This is a post on Drooble:
Sometimes Drooble starts to feel like some version of Stepford Wives or something, with the majority of people who opine seemingly reluctant to offer up real critiques on what is sometimes the elephant in the room. It is possible to be nice and disagree. It is possible to dislike a song’s style and yet still have valuable input for making it better. It’s possible to hate a song and like the artist, as is the inverse of that. By being “nice” and liking everything, or saying “oh well, it was pretty close” you’re doing a huge disservice to other Drooblers. Be honest. Be nice, too. But be honest. Anything less is not “being nice”.Greebly MorK
This was my response to that:
I have pretty well abandoned offering real feedback on random music, even if the person has asked in a post as honestly mostly I got abuse in return.

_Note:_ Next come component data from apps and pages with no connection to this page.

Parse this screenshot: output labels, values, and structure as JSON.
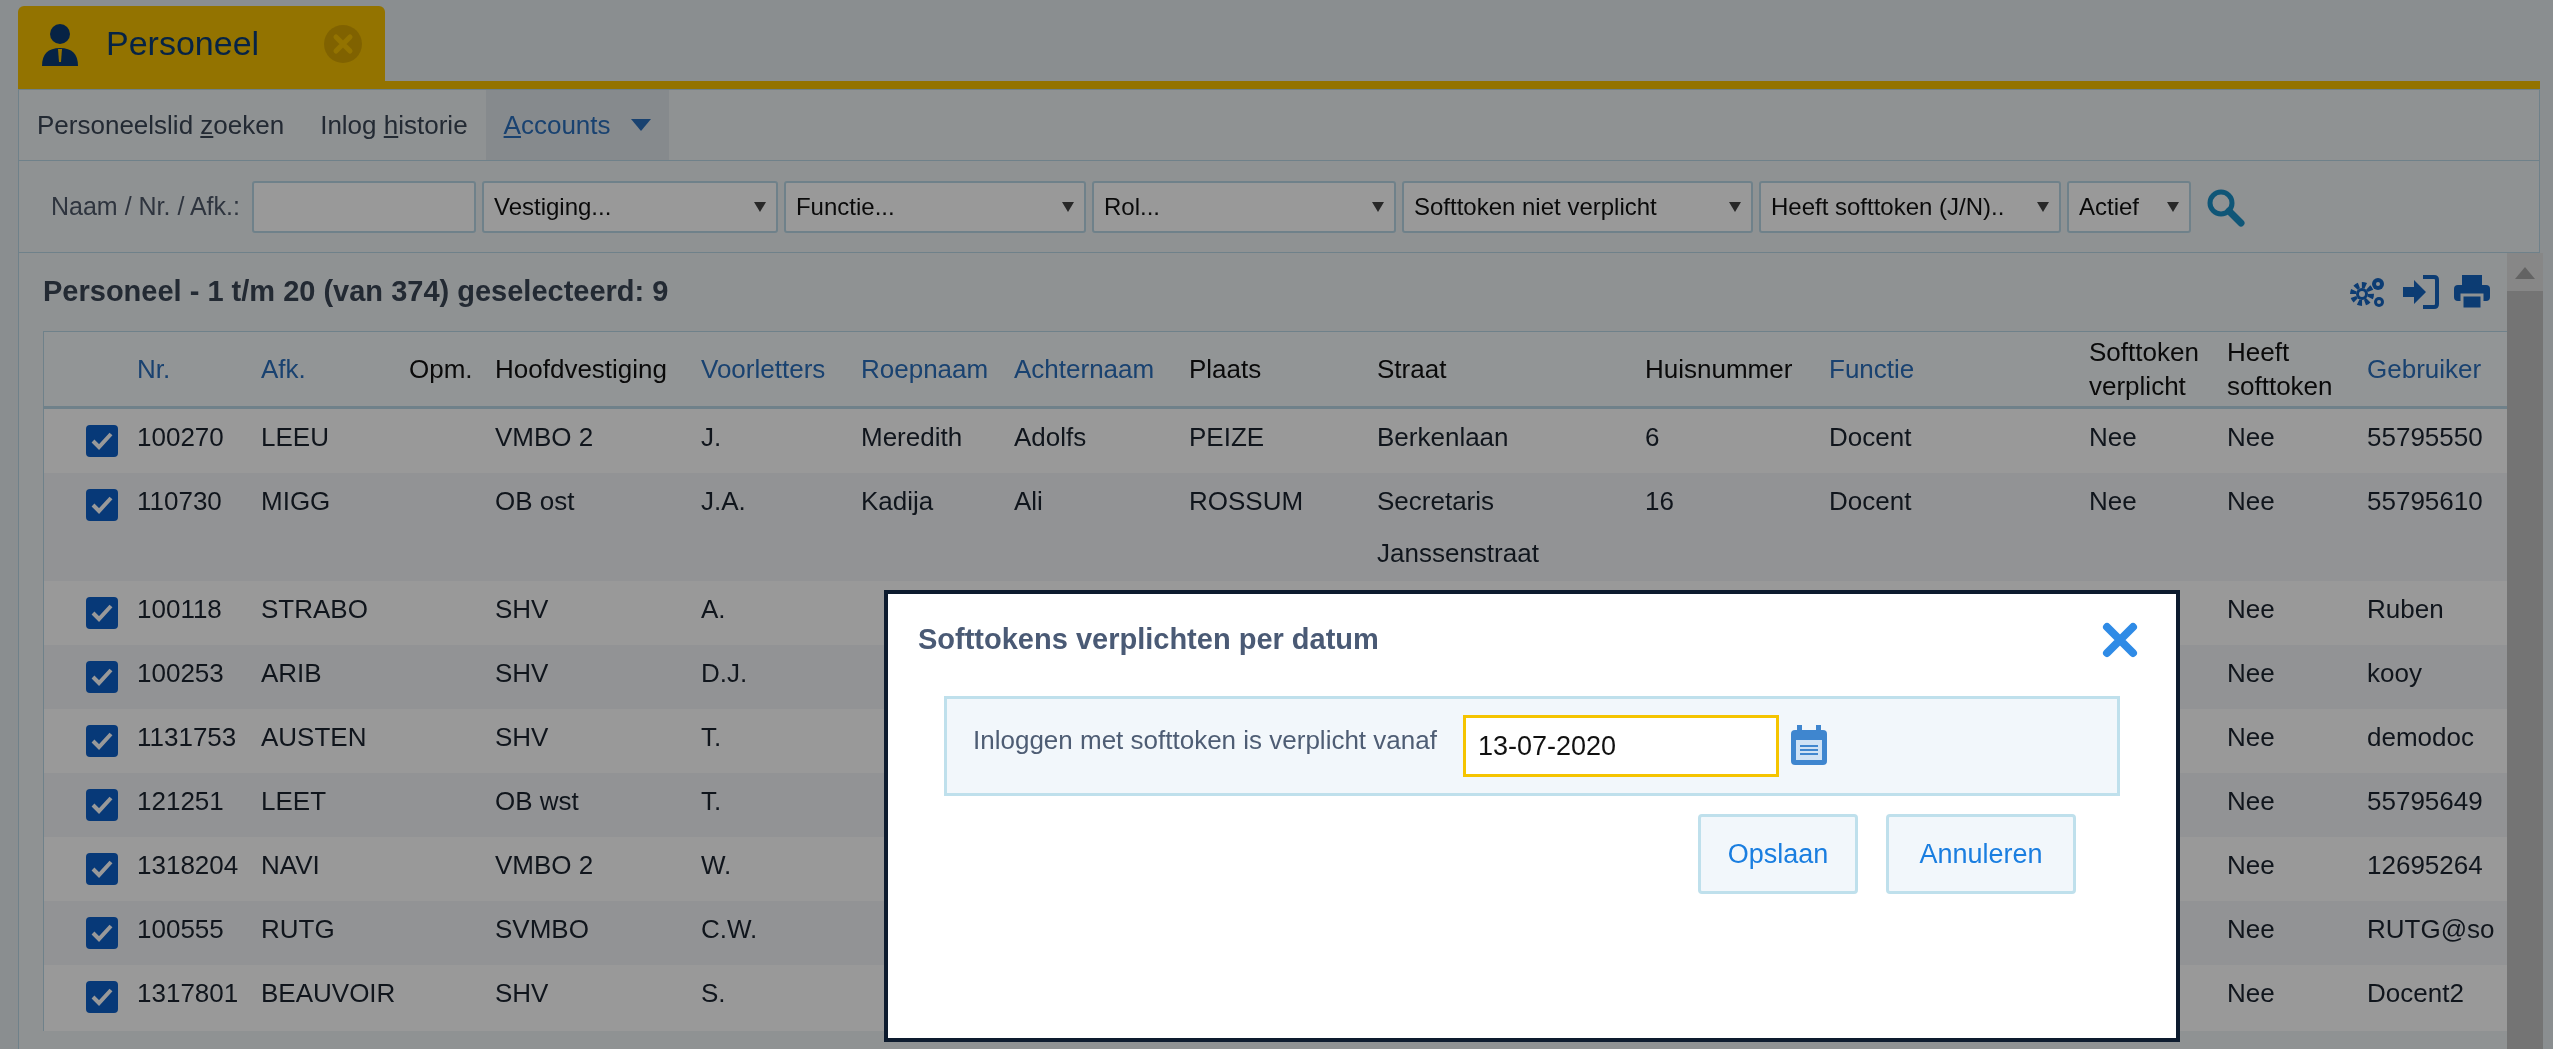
{
  "main_tab": {
    "label": "Personeel",
    "selected": true
  },
  "sub_tabs": [
    {
      "before": "Personeelslid ",
      "key": "z",
      "after": "oeken",
      "selected": false,
      "dropdown": false
    },
    {
      "before": "Inlog ",
      "key": "h",
      "after": "istorie",
      "selected": false,
      "dropdown": false
    },
    {
      "key": "A",
      "after": "ccounts",
      "selected": true,
      "dropdown": true
    }
  ],
  "filters": {
    "label": "Naam / Nr. / Afk.:",
    "selects": [
      {
        "value": "Vestiging..."
      },
      {
        "value": "Functie..."
      },
      {
        "value": "Rol..."
      },
      {
        "value": "Softtoken niet verplicht"
      },
      {
        "value": "Heeft softtoken (J/N).."
      },
      {
        "value": "Actief"
      }
    ]
  },
  "list_heading": "Personeel - 1 t/m 20 (van 374) geselecteerd: 9",
  "table": {
    "columns": [
      {
        "label": "Nr.",
        "sortable": true
      },
      {
        "label": "Afk.",
        "sortable": true
      },
      {
        "label": "Opm.",
        "sortable": false
      },
      {
        "label": "Hoofdvestiging",
        "sortable": false
      },
      {
        "label": "Voorletters",
        "sortable": true
      },
      {
        "label": "Roepnaam",
        "sortable": true
      },
      {
        "label": "Achternaam",
        "sortable": true
      },
      {
        "label": "Plaats",
        "sortable": false
      },
      {
        "label": "Straat",
        "sortable": false
      },
      {
        "label": "Huisnummer",
        "sortable": false
      },
      {
        "label": "Functie",
        "sortable": true
      },
      {
        "label": "Softtoken verplicht",
        "sortable": false
      },
      {
        "label": "Heeft softtoken",
        "sortable": false
      },
      {
        "label": "Gebruiker",
        "sortable": true
      }
    ],
    "rows": [
      {
        "checked": true,
        "cells": [
          "100270",
          "LEEU",
          null,
          "VMBO 2",
          "J.",
          "Meredith",
          "Adolfs",
          "PEIZE",
          "Berkenlaan",
          "6",
          "Docent",
          "Nee",
          "Nee",
          "55795550"
        ]
      },
      {
        "checked": true,
        "cells": [
          "110730",
          "MIGG",
          null,
          "OB ost",
          "J.A.",
          "Kadija",
          "Ali",
          "ROSSUM",
          "Secretaris Janssenstraat",
          "16",
          "Docent",
          "Nee",
          "Nee",
          "55795610"
        ]
      },
      {
        "checked": true,
        "cells": [
          "100118",
          "STRABO",
          null,
          "SHV",
          "A.",
          null,
          null,
          null,
          null,
          null,
          null,
          null,
          "Nee",
          "Ruben"
        ]
      },
      {
        "checked": true,
        "cells": [
          "100253",
          "ARIB",
          null,
          "SHV",
          "D.J.",
          null,
          null,
          null,
          null,
          null,
          null,
          null,
          "Nee",
          "kooy"
        ]
      },
      {
        "checked": true,
        "cells": [
          "1131753",
          "AUSTEN",
          null,
          "SHV",
          "T.",
          null,
          null,
          null,
          null,
          null,
          null,
          null,
          "Nee",
          "demodoc"
        ]
      },
      {
        "checked": true,
        "cells": [
          "121251",
          "LEET",
          null,
          "OB wst",
          "T.",
          null,
          null,
          null,
          null,
          null,
          null,
          null,
          "Nee",
          "55795649"
        ]
      },
      {
        "checked": true,
        "cells": [
          "1318204",
          "NAVI",
          null,
          "VMBO 2",
          "W.",
          null,
          null,
          null,
          null,
          null,
          null,
          null,
          "Nee",
          "12695264"
        ]
      },
      {
        "checked": true,
        "cells": [
          "100555",
          "RUTG",
          null,
          "SVMBO",
          "C.W.",
          null,
          null,
          null,
          null,
          null,
          null,
          null,
          "Nee",
          "RUTG@so"
        ]
      },
      {
        "checked": true,
        "cells": [
          "1317801",
          "BEAUVOIR",
          null,
          "SHV",
          "S.",
          null,
          null,
          null,
          null,
          null,
          null,
          null,
          "Nee",
          "Docent2"
        ]
      }
    ]
  },
  "dialog": {
    "title": "Softtokens verplichten per datum",
    "field_label": "Inloggen met softtoken is verplicht vanaf",
    "date_field": {
      "value": "13-07-2020"
    },
    "buttons": [
      "Opslaan",
      "Annuleren"
    ]
  }
}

I fully agree tho that this has resulted in a situation where everyone says only lovely things. It isn’t just here either, I made a post the other day with a more cliche, positive-y Title and suddenly more reads, likes etc. We have a whole culture of only being able to talk about nice things: Hipsterism. It is not healthy or productive. Sure it is necessary to have a positive outlook but being constrained to only saying nicey-nice things is a form of Tyranny (or straight out evil).
Nothing Left But Faith
This reply also came up and it is fairly typical:
This topic comes up quite regularly! I hear what you’re saying. However, personally (musically) I’ve been through a massive learning curve to reach the point I am at now. Last year, a few harsh words would have had me throwing in the towel, whereas the support I received from people saying “just carry on” has been invaluable. Fair enough if the criticism is about mixing techniques etc (tips are always helpful), but as far as criticising someone else’s art?! It’s all subjective – I would hate to ruin someone’s day (or someone’s life if they are as sensitive as me!!) by offering criticism of something I don’t understand or that doesn’t fit with my particular taste.Kat Torrie
I get this but part of being an artist – a real one – is the ability to take input and do something with it. Artistry is never in isolation or a Silo. We try to pretend that, but art & life need each other. Close one door and you are closing both.
I get people being bent out of shape over a criticism but that is also part of learning to be a real artist. I sent some stuff to Tom Ellard of Severed Heads “Dead Eyes Opened” and he hand-wrote me a reply. I was bent out of shape as he said he didn’t think my “bleeps & bloops” approach was interesting enough. He recommended I look more at melody & story. I was pissed. Later I realized that Tom was 100% right. Actually exactly the same advice I found myself giving to howls of complaint 30 years later.
If people are giving you valid criticism, you don’t have to agree with them, but always remember that the effort they are putting in is not to troll you (you can spot Trolls as they say things like “you suck”) but to Support & Build you. If you then use that support as a way to damage yourself, that is on you and you alone. Putting it on others to manage your fragility is handing your power (responsibility) away. That is the opposite of being an artist.
If you read my other reply here you will see that mostly I don’t bother trying to help anymore because of that. Is that a win when the elders of a community are silenced for the fragility of a few? Also ask yourself: if advice from me raised negativity in you, would you feel the same if it was from Elvis, Katy Perry, Adhele?
0 thoughts on “Handling Criticism or Advice”
All right, first of all let me say how grateful I am to you for writing this post. I have been searching for a way to tell the world how much you suck. You are an artless Philistine who makes artificial music with gadgets, instead of beating on a hollow log like a real musician.
The immortal Mandy Moore showed us all how important it is to speak your truth, even if it’s bullshit. As long, that is, as it doesn’t say anything bad about her. Then you suck.
I kid. I kid because I love. People really need to think about this, both when giving and receiving criticism, and you expressed it very well, especially for some stupid cobber with his head stuck up his ass. Now piss off.